ABOUT THIS EXERCISE> Return the whole listing, keeping every character the same.

GIVEN RECORDS>
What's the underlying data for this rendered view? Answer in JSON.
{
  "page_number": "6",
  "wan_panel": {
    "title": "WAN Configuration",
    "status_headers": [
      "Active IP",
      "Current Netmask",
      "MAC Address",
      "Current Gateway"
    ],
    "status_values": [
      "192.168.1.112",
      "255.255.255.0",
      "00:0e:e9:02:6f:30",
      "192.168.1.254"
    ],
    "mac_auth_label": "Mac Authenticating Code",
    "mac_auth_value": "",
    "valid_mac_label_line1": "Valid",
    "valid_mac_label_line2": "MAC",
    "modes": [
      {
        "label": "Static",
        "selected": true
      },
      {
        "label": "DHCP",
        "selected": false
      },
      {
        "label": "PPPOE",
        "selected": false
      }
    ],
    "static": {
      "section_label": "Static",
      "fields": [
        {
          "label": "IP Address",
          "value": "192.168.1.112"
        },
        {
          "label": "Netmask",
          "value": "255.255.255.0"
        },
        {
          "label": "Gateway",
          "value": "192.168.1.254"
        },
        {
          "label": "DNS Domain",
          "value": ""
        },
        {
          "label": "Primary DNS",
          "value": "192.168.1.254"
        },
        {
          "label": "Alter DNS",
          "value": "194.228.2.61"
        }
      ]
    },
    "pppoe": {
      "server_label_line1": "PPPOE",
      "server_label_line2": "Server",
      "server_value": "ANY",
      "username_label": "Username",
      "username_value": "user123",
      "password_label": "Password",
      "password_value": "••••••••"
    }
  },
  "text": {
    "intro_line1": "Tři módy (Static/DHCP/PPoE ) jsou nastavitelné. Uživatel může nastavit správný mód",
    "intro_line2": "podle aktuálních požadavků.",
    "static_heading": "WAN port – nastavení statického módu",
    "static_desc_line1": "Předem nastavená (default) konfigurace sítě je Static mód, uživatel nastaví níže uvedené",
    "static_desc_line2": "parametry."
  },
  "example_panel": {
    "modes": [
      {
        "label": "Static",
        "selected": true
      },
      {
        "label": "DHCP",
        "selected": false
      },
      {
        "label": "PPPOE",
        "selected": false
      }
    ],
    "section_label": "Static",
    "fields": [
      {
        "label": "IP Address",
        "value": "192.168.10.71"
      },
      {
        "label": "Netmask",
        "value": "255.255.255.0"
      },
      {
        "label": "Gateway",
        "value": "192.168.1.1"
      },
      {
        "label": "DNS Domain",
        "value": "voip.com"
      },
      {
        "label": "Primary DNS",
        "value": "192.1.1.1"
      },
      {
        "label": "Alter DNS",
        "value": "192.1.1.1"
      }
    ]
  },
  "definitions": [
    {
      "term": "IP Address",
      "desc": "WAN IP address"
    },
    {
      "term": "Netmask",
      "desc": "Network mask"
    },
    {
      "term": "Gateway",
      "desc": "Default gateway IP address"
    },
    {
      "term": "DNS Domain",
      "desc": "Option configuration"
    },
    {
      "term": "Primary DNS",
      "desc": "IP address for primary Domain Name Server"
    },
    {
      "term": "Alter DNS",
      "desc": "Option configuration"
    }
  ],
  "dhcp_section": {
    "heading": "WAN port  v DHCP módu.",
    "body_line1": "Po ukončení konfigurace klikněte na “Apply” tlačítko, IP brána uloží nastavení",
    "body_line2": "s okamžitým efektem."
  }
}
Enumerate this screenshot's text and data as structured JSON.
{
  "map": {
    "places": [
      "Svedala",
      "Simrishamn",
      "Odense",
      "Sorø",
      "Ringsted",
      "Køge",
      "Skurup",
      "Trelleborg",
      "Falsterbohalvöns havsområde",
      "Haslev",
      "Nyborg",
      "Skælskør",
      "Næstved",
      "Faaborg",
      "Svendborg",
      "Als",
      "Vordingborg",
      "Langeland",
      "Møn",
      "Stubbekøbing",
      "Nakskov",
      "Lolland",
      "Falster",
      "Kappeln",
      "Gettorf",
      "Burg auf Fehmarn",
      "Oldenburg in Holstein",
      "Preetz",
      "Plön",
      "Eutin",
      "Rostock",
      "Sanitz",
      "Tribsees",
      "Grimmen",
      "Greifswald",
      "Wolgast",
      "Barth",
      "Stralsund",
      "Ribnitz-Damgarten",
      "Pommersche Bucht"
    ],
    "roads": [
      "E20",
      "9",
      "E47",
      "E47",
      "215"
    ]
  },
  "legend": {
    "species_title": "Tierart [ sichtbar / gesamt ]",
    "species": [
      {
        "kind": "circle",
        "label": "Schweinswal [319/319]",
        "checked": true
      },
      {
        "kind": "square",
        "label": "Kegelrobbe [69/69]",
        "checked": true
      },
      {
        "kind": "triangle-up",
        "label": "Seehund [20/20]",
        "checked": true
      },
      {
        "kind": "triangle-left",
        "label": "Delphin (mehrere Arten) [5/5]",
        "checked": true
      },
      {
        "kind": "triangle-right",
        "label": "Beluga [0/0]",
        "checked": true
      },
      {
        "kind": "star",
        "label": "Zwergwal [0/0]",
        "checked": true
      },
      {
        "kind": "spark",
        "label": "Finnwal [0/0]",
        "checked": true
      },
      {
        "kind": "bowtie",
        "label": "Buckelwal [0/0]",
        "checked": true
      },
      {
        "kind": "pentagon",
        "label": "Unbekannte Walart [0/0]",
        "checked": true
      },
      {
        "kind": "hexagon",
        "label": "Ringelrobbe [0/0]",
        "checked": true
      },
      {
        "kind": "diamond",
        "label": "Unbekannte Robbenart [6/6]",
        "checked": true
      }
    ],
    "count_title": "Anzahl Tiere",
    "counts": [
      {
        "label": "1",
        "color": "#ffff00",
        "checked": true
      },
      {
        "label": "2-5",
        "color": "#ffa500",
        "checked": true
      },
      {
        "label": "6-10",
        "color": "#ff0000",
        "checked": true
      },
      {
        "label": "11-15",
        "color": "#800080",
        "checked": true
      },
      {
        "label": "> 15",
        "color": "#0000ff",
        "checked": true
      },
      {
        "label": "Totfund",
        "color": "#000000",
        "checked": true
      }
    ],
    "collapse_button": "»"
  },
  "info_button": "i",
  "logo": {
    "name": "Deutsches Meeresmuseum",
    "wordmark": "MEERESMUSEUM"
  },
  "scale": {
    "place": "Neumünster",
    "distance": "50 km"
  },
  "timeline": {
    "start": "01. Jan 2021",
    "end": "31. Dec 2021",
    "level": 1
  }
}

ANSWER AREA>
What's the underlying data for this rendered view? Answer in JSON.
{
  "page_number": "6",
  "wan_panel": {
    "title": "WAN Configuration",
    "status_headers": [
      "Active IP",
      "Current Netmask",
      "MAC Address",
      "Current Gateway"
    ],
    "status_values": [
      "192.168.1.112",
      "255.255.255.0",
      "00:0e:e9:02:6f:30",
      "192.168.1.254"
    ],
    "mac_auth_label": "Mac Authenticating Code",
    "mac_auth_value": "",
    "valid_mac_label_line1": "Valid",
    "valid_mac_label_line2": "MAC",
    "modes": [
      {
        "label": "Static",
        "selected": true
      },
      {
        "label": "DHCP",
        "selected": false
      },
      {
        "label": "PPPOE",
        "selected": false
      }
    ],
    "static": {
      "section_label": "Static",
      "fields": [
        {
          "label": "IP Address",
          "value": "192.168.1.112"
        },
        {
          "label": "Netmask",
          "value": "255.255.255.0"
        },
        {
          "label": "Gateway",
          "value": "192.168.1.254"
        },
        {
          "label": "DNS Domain",
          "value": ""
        },
        {
          "label": "Primary DNS",
          "value": "192.168.1.254"
        },
        {
          "label": "Alter DNS",
          "value": "194.228.2.61"
        }
      ]
    },
    "pppoe": {
      "server_label_line1": "PPPOE",
      "server_label_line2": "Server",
      "server_value": "ANY",
      "username_label": "Username",
      "username_value": "user123",
      "password_label": "Password",
      "password_value": "••••••••"
    }
  },
  "text": {
    "intro_line1": "Tři módy (Static/DHCP/PPoE ) jsou nastavitelné. Uživatel může nastavit správný mód",
    "intro_line2": "podle aktuálních požadavků.",
    "static_heading": "WAN port – nastavení statického módu",
    "static_desc_line1": "Předem nastavená (default) konfigurace sítě je Static mód, uživatel nastaví níže uvedené",
    "static_desc_line2": "parametry."
  },
  "example_panel": {
    "modes": [
      {
        "label": "Static",
        "selected": true
      },
      {
        "label": "DHCP",
        "selected": false
      },
      {
        "label": "PPPOE",
        "selected": false
      }
    ],
    "section_label": "Static",
    "fields": [
      {
        "label": "IP Address",
        "value": "192.168.10.71"
      },
      {
        "label": "Netmask",
        "value": "255.255.255.0"
      },
      {
        "label": "Gateway",
        "value": "192.168.1.1"
      },
      {
        "label": "DNS Domain",
        "value": "voip.com"
      },
      {
        "label": "Primary DNS",
        "value": "192.1.1.1"
      },
      {
        "label": "Alter DNS",
        "value": "192.1.1.1"
      }
    ]
  },
  "definitions": [
    {
      "term": "IP Address",
      "desc": "WAN IP address"
    },
    {
      "term": "Netmask",
      "desc": "Network mask"
    },
    {
      "term": "Gateway",
      "desc": "Default gateway IP address"
    },
    {
      "term": "DNS Domain",
      "desc": "Option configuration"
    },
    {
      "term": "Primary DNS",
      "desc": "IP address for primary Domain Name Server"
    },
    {
      "term": "Alter DNS",
      "desc": "Option configuration"
    }
  ],
  "dhcp_section": {
    "heading": "WAN port  v DHCP módu.",
    "body_line1": "Po ukončení konfigurace klikněte na “Apply” tlačítko, IP brána uloží nastavení",
    "body_line2": "s okamžitým efektem."
  }
}
Enumerate this screenshot's text and data as structured JSON.
{
  "map": {
    "places": [
      "Svedala",
      "Simrishamn",
      "Odense",
      "Sorø",
      "Ringsted",
      "Køge",
      "Skurup",
      "Trelleborg",
      "Falsterbohalvöns havsområde",
      "Haslev",
      "Nyborg",
      "Skælskør",
      "Næstved",
      "Faaborg",
      "Svendborg",
      "Als",
      "Vordingborg",
      "Langeland",
      "Møn",
      "Stubbekøbing",
      "Nakskov",
      "Lolland",
      "Falster",
      "Kappeln",
      "Gettorf",
      "Burg auf Fehmarn",
      "Oldenburg in Holstein",
      "Preetz",
      "Plön",
      "Eutin",
      "Rostock",
      "Sanitz",
      "Tribsees",
      "Grimmen",
      "Greifswald",
      "Wolgast",
      "Barth",
      "Stralsund",
      "Ribnitz-Damgarten",
      "Pommersche Bucht"
    ],
    "roads": [
      "E20",
      "9",
      "E47",
      "E47",
      "215"
    ]
  },
  "legend": {
    "species_title": "Tierart [ sichtbar / gesamt ]",
    "species": [
      {
        "kind": "circle",
        "label": "Schweinswal [319/319]",
        "checked": true
      },
      {
        "kind": "square",
        "label": "Kegelrobbe [69/69]",
        "checked": true
      },
      {
        "kind": "triangle-up",
        "label": "Seehund [20/20]",
        "checked": true
      },
      {
        "kind": "triangle-left",
        "label": "Delphin (mehrere Arten) [5/5]",
        "checked": true
      },
      {
        "kind": "triangle-right",
        "label": "Beluga [0/0]",
        "checked": true
      },
      {
        "kind": "star",
        "label": "Zwergwal [0/0]",
        "checked": true
      },
      {
        "kind": "spark",
        "label": "Finnwal [0/0]",
        "checked": true
      },
      {
        "kind": "bowtie",
        "label": "Buckelwal [0/0]",
        "checked": true
      },
      {
        "kind": "pentagon",
        "label": "Unbekannte Walart [0/0]",
        "checked": true
      },
      {
        "kind": "hexagon",
        "label": "Ringelrobbe [0/0]",
        "checked": true
      },
      {
        "kind": "diamond",
        "label": "Unbekannte Robbenart [6/6]",
        "checked": true
      }
    ],
    "count_title": "Anzahl Tiere",
    "counts": [
      {
        "label": "1",
        "color": "#ffff00",
        "checked": true
      },
      {
        "label": "2-5",
        "color": "#ffa500",
        "checked": true
      },
      {
        "label": "6-10",
        "color": "#ff0000",
        "checked": true
      },
      {
        "label": "11-15",
        "color": "#800080",
        "checked": true
      },
      {
        "label": "> 15",
        "color": "#0000ff",
        "checked": true
      },
      {
        "label": "Totfund",
        "color": "#000000",
        "checked": true
      }
    ],
    "collapse_button": "»"
  },
  "info_button": "i",
  "logo": {
    "name": "Deutsches Meeresmuseum",
    "wordmark": "MEERESMUSEUM"
  },
  "scale": {
    "place": "Neumünster",
    "distance": "50 km"
  },
  "timeline": {
    "start": "01. Jan 2021",
    "end": "31. Dec 2021",
    "level": 1
  }
}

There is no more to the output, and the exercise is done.